»»
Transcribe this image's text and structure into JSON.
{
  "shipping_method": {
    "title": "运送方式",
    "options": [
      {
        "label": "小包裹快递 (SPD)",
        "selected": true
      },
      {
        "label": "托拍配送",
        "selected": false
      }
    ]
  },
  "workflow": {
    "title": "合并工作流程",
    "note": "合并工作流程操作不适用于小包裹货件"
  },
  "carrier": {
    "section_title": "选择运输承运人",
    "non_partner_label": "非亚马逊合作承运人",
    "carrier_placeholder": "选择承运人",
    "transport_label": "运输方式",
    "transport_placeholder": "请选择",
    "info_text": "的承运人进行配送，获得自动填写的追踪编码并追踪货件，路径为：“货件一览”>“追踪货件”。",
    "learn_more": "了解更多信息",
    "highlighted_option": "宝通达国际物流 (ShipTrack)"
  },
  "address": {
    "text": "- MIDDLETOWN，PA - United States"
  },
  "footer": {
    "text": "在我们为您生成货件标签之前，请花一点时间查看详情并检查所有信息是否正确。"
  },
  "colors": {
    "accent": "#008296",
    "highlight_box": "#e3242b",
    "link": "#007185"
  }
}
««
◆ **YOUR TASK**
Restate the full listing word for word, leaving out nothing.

◆ **ANSWER TO THIS TASK**
Transcribe this image's text and structure into JSON.
{
  "shipping_method": {
    "title": "运送方式",
    "options": [
      {
        "label": "小包裹快递 (SPD)",
        "selected": true
      },
      {
        "label": "托拍配送",
        "selected": false
      }
    ]
  },
  "workflow": {
    "title": "合并工作流程",
    "note": "合并工作流程操作不适用于小包裹货件"
  },
  "carrier": {
    "section_title": "选择运输承运人",
    "non_partner_label": "非亚马逊合作承运人",
    "carrier_placeholder": "选择承运人",
    "transport_label": "运输方式",
    "transport_placeholder": "请选择",
    "info_text": "的承运人进行配送，获得自动填写的追踪编码并追踪货件，路径为：“货件一览”>“追踪货件”。",
    "learn_more": "了解更多信息",
    "highlighted_option": "宝通达国际物流 (ShipTrack)"
  },
  "address": {
    "text": "- MIDDLETOWN，PA - United States"
  },
  "footer": {
    "text": "在我们为您生成货件标签之前，请花一点时间查看详情并检查所有信息是否正确。"
  },
  "colors": {
    "accent": "#008296",
    "highlight_box": "#e3242b",
    "link": "#007185"
  }
}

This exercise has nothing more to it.